REQUIREMENT -
Quote all entries in full, exactly.
※
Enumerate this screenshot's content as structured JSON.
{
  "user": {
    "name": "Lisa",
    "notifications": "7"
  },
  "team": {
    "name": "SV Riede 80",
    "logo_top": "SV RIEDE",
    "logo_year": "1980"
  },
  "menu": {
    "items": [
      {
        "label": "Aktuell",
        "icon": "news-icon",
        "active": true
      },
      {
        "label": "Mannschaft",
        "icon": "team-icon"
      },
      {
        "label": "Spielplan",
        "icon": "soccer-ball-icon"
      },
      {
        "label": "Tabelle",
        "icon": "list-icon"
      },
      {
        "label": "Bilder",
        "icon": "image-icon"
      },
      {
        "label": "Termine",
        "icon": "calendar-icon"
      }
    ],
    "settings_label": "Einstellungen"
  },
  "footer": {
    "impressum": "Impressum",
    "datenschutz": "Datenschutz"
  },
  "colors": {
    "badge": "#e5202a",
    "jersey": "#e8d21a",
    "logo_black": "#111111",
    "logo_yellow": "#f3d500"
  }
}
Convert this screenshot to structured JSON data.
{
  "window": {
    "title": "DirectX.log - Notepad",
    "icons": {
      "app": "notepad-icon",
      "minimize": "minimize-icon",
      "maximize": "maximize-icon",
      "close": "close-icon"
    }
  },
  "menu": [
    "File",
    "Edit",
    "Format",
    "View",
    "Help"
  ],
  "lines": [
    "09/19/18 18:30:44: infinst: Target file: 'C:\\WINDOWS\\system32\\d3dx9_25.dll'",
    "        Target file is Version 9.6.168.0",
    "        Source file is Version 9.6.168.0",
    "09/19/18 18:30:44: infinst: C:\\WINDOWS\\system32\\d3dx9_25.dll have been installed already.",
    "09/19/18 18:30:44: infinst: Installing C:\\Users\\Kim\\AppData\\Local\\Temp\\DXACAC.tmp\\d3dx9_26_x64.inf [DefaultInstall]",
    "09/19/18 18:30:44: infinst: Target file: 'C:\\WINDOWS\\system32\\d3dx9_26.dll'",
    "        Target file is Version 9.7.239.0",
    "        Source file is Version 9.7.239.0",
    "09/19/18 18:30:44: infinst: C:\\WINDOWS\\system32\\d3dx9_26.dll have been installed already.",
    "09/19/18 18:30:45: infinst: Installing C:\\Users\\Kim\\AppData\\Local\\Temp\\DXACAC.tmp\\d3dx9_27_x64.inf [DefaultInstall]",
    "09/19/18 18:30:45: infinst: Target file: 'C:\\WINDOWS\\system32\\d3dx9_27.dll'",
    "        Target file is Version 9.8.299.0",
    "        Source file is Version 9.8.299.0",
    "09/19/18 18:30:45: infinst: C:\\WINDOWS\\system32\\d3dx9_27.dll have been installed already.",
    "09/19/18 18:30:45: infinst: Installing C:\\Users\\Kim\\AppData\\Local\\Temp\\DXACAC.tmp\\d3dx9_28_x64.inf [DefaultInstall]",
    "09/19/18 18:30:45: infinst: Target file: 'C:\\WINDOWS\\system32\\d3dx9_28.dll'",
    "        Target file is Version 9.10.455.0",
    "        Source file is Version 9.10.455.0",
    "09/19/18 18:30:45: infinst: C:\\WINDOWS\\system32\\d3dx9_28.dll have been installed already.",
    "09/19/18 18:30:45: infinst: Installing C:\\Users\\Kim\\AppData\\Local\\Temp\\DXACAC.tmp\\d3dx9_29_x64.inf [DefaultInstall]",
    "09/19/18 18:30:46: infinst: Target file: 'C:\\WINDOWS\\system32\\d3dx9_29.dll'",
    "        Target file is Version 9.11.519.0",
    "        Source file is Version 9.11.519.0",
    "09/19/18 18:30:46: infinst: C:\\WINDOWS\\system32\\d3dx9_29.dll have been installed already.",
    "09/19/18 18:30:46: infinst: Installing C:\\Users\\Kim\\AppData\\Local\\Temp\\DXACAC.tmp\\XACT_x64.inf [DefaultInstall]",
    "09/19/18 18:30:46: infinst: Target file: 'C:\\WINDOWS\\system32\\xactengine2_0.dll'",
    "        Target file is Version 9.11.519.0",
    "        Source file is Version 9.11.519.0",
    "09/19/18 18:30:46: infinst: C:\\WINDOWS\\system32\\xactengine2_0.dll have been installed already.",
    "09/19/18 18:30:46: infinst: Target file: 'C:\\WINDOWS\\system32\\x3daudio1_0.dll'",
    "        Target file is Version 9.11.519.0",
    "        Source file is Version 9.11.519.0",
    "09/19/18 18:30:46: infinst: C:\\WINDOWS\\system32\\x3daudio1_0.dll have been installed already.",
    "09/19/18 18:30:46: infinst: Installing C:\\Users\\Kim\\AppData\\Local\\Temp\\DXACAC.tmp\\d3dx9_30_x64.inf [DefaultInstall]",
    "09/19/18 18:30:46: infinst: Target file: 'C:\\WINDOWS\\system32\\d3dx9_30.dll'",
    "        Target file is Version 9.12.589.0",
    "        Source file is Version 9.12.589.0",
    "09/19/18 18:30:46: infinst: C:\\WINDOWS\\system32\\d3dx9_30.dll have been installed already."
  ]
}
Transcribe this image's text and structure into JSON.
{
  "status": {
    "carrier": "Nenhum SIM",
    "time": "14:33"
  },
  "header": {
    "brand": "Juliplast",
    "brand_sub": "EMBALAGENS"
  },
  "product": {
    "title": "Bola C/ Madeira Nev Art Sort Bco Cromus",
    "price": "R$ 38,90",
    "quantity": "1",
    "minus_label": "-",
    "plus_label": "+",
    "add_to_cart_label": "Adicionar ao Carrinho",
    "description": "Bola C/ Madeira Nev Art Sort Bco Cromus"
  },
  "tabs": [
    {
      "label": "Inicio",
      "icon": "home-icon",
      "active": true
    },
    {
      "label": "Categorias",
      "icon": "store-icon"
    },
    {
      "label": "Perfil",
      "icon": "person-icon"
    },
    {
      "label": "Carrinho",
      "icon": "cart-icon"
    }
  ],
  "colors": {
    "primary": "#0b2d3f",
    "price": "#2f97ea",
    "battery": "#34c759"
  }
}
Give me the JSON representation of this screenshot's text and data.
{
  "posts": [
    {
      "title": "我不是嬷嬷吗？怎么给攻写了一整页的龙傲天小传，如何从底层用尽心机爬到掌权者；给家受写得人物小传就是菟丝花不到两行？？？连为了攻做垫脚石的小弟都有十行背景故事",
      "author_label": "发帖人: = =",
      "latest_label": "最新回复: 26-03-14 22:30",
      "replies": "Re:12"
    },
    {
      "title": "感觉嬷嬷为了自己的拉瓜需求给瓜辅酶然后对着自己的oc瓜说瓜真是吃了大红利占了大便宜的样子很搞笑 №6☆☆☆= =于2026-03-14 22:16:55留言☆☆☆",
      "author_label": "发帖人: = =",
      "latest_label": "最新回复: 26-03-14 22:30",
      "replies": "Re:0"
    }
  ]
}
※
TASK OUTPUT -
Enumerate this screenshot's content as structured JSON.
{
  "user": {
    "name": "Lisa",
    "notifications": "7"
  },
  "team": {
    "name": "SV Riede 80",
    "logo_top": "SV RIEDE",
    "logo_year": "1980"
  },
  "menu": {
    "items": [
      {
        "label": "Aktuell",
        "icon": "news-icon",
        "active": true
      },
      {
        "label": "Mannschaft",
        "icon": "team-icon"
      },
      {
        "label": "Spielplan",
        "icon": "soccer-ball-icon"
      },
      {
        "label": "Tabelle",
        "icon": "list-icon"
      },
      {
        "label": "Bilder",
        "icon": "image-icon"
      },
      {
        "label": "Termine",
        "icon": "calendar-icon"
      }
    ],
    "settings_label": "Einstellungen"
  },
  "footer": {
    "impressum": "Impressum",
    "datenschutz": "Datenschutz"
  },
  "colors": {
    "badge": "#e5202a",
    "jersey": "#e8d21a",
    "logo_black": "#111111",
    "logo_yellow": "#f3d500"
  }
}
Convert this screenshot to structured JSON data.
{
  "window": {
    "title": "DirectX.log - Notepad",
    "icons": {
      "app": "notepad-icon",
      "minimize": "minimize-icon",
      "maximize": "maximize-icon",
      "close": "close-icon"
    }
  },
  "menu": [
    "File",
    "Edit",
    "Format",
    "View",
    "Help"
  ],
  "lines": [
    "09/19/18 18:30:44: infinst: Target file: 'C:\\WINDOWS\\system32\\d3dx9_25.dll'",
    "        Target file is Version 9.6.168.0",
    "        Source file is Version 9.6.168.0",
    "09/19/18 18:30:44: infinst: C:\\WINDOWS\\system32\\d3dx9_25.dll have been installed already.",
    "09/19/18 18:30:44: infinst: Installing C:\\Users\\Kim\\AppData\\Local\\Temp\\DXACAC.tmp\\d3dx9_26_x64.inf [DefaultInstall]",
    "09/19/18 18:30:44: infinst: Target file: 'C:\\WINDOWS\\system32\\d3dx9_26.dll'",
    "        Target file is Version 9.7.239.0",
    "        Source file is Version 9.7.239.0",
    "09/19/18 18:30:44: infinst: C:\\WINDOWS\\system32\\d3dx9_26.dll have been installed already.",
    "09/19/18 18:30:45: infinst: Installing C:\\Users\\Kim\\AppData\\Local\\Temp\\DXACAC.tmp\\d3dx9_27_x64.inf [DefaultInstall]",
    "09/19/18 18:30:45: infinst: Target file: 'C:\\WINDOWS\\system32\\d3dx9_27.dll'",
    "        Target file is Version 9.8.299.0",
    "        Source file is Version 9.8.299.0",
    "09/19/18 18:30:45: infinst: C:\\WINDOWS\\system32\\d3dx9_27.dll have been installed already.",
    "09/19/18 18:30:45: infinst: Installing C:\\Users\\Kim\\AppData\\Local\\Temp\\DXACAC.tmp\\d3dx9_28_x64.inf [DefaultInstall]",
    "09/19/18 18:30:45: infinst: Target file: 'C:\\WINDOWS\\system32\\d3dx9_28.dll'",
    "        Target file is Version 9.10.455.0",
    "        Source file is Version 9.10.455.0",
    "09/19/18 18:30:45: infinst: C:\\WINDOWS\\system32\\d3dx9_28.dll have been installed already.",
    "09/19/18 18:30:45: infinst: Installing C:\\Users\\Kim\\AppData\\Local\\Temp\\DXACAC.tmp\\d3dx9_29_x64.inf [DefaultInstall]",
    "09/19/18 18:30:46: infinst: Target file: 'C:\\WINDOWS\\system32\\d3dx9_29.dll'",
    "        Target file is Version 9.11.519.0",
    "        Source file is Version 9.11.519.0",
    "09/19/18 18:30:46: infinst: C:\\WINDOWS\\system32\\d3dx9_29.dll have been installed already.",
    "09/19/18 18:30:46: infinst: Installing C:\\Users\\Kim\\AppData\\Local\\Temp\\DXACAC.tmp\\XACT_x64.inf [DefaultInstall]",
    "09/19/18 18:30:46: infinst: Target file: 'C:\\WINDOWS\\system32\\xactengine2_0.dll'",
    "        Target file is Version 9.11.519.0",
    "        Source file is Version 9.11.519.0",
    "09/19/18 18:30:46: infinst: C:\\WINDOWS\\system32\\xactengine2_0.dll have been installed already.",
    "09/19/18 18:30:46: infinst: Target file: 'C:\\WINDOWS\\system32\\x3daudio1_0.dll'",
    "        Target file is Version 9.11.519.0",
    "        Source file is Version 9.11.519.0",
    "09/19/18 18:30:46: infinst: C:\\WINDOWS\\system32\\x3daudio1_0.dll have been installed already.",
    "09/19/18 18:30:46: infinst: Installing C:\\Users\\Kim\\AppData\\Local\\Temp\\DXACAC.tmp\\d3dx9_30_x64.inf [DefaultInstall]",
    "09/19/18 18:30:46: infinst: Target file: 'C:\\WINDOWS\\system32\\d3dx9_30.dll'",
    "        Target file is Version 9.12.589.0",
    "        Source file is Version 9.12.589.0",
    "09/19/18 18:30:46: infinst: C:\\WINDOWS\\system32\\d3dx9_30.dll have been installed already."
  ]
}
Transcribe this image's text and structure into JSON.
{
  "status": {
    "carrier": "Nenhum SIM",
    "time": "14:33"
  },
  "header": {
    "brand": "Juliplast",
    "brand_sub": "EMBALAGENS"
  },
  "product": {
    "title": "Bola C/ Madeira Nev Art Sort Bco Cromus",
    "price": "R$ 38,90",
    "quantity": "1",
    "minus_label": "-",
    "plus_label": "+",
    "add_to_cart_label": "Adicionar ao Carrinho",
    "description": "Bola C/ Madeira Nev Art Sort Bco Cromus"
  },
  "tabs": [
    {
      "label": "Inicio",
      "icon": "home-icon",
      "active": true
    },
    {
      "label": "Categorias",
      "icon": "store-icon"
    },
    {
      "label": "Perfil",
      "icon": "person-icon"
    },
    {
      "label": "Carrinho",
      "icon": "cart-icon"
    }
  ],
  "colors": {
    "primary": "#0b2d3f",
    "price": "#2f97ea",
    "battery": "#34c759"
  }
}
Give me the JSON representation of this screenshot's text and data.
{
  "posts": [
    {
      "title": "我不是嬷嬷吗？怎么给攻写了一整页的龙傲天小传，如何从底层用尽心机爬到掌权者；给家受写得人物小传就是菟丝花不到两行？？？连为了攻做垫脚石的小弟都有十行背景故事",
      "author_label": "发帖人: = =",
      "latest_label": "最新回复: 26-03-14 22:30",
      "replies": "Re:12"
    },
    {
      "title": "感觉嬷嬷为了自己的拉瓜需求给瓜辅酶然后对着自己的oc瓜说瓜真是吃了大红利占了大便宜的样子很搞笑 №6☆☆☆= =于2026-03-14 22:16:55留言☆☆☆",
      "author_label": "发帖人: = =",
      "latest_label": "最新回复: 26-03-14 22:30",
      "replies": "Re:0"
    }
  ]
}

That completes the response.